- All of the below exercises work with the TRX set to “mid length”. Mid length is where the buckles on the TRX are at the two horizontal yellow lines, which fall midway between the handles and the suspension loop. Depending on factors such as your height, strength, or how high the TRX anchor is suspending, this may need to be adjusted.
The Workout in Full
20 Reps of Each Exercise – Go for 2-4 Circuits.
- High Rows: In your ‘plank-of-wood’ position, lean away from the TRX, holding onto the handles, palms facing the floor, with your arms straight out in front of you. Keep your elbows stay nice and high (hence, high rows) and pull them out to the side as you squeeze the shoulder blades together to lift the chest up to the handles.
- Low Rows: Exactly the same motion as the high row, except that the elbows are tucked in. Think of brushing the sides of your ribcage with your elbows and forearms as you pull back, and squeeze the shoulder blades together as hard as you can.
- Bicep Curls: Lift the arms out straight, nice and high. Think about keeping the upper arms raised. Bring the TRX handles to the top of the head by squeezing the bicep.The only body part that should be contracting is the bicep, which is moving the forearm to and from the head. The upper arms should stay steady.
- Back & Shoulder Flies: Lean back on the TRX with your arms straight, palms facing one another. Open your arms out to the side and bring your body from an incline to an upright standing position without bending your arms. Your body should look like the letter ‘T’ with the arms out to the side. Gently lower back down to incline. Repeat, this time raising the arms at an angle above the head, coming into a ‘Y’ position. This helps to target the shoulders as well as the back.
- Chest Press: Face away from the TRX this time, supporting yourself with the handles out in front of you. Almost as if you are in a push up position, however slightly raised as your hands are in the handles, rather than on the floor. In a smooth, controlled motion, lower your chest to the floor, bending your elbows out to the side. When your elbows are at a 90 degree angle in line with your shoulders, push to straighten the arms again.

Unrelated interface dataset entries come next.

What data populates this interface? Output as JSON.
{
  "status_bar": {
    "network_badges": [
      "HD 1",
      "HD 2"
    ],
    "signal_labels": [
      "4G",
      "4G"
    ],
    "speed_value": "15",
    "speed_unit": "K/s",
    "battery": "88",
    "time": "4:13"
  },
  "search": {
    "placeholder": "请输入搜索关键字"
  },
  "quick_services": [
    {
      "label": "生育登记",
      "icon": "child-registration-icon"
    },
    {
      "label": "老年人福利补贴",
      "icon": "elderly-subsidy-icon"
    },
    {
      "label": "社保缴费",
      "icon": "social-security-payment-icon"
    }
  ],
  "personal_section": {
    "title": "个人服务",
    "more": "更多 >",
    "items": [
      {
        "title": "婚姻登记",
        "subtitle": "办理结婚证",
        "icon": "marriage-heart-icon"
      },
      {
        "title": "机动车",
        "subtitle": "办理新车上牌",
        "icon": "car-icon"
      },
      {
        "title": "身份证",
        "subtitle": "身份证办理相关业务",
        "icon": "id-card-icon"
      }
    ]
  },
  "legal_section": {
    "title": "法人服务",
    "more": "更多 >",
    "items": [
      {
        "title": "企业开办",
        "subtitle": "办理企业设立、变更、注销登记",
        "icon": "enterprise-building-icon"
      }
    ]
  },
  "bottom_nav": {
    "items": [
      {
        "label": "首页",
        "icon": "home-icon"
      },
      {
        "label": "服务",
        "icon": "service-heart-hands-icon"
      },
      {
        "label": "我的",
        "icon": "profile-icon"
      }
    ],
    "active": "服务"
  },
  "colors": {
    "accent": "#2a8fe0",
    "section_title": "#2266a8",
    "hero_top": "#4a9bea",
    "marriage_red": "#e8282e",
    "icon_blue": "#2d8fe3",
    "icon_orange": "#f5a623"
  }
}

- Overhead Tricep Extension: Starting from the same position as the chest press, bring the TRX handles together, over above your head. Start with straight arms, and slowly bend the elbows so that the hands go behind the head. From there, push both hands forward so that the arms straighten again.
- Press Ups: Put the feet into the TRX cradles and push yourself out into a plank position. The shorter the TRX, the more your legs will be raised. The more the legs are raised, the more this exercise will target the shoulders. Just like a normal press up, except the feet are suspended.
Check out my favourite ab exercises for more great ideas to work into your routine. What’s your favourite body part to train?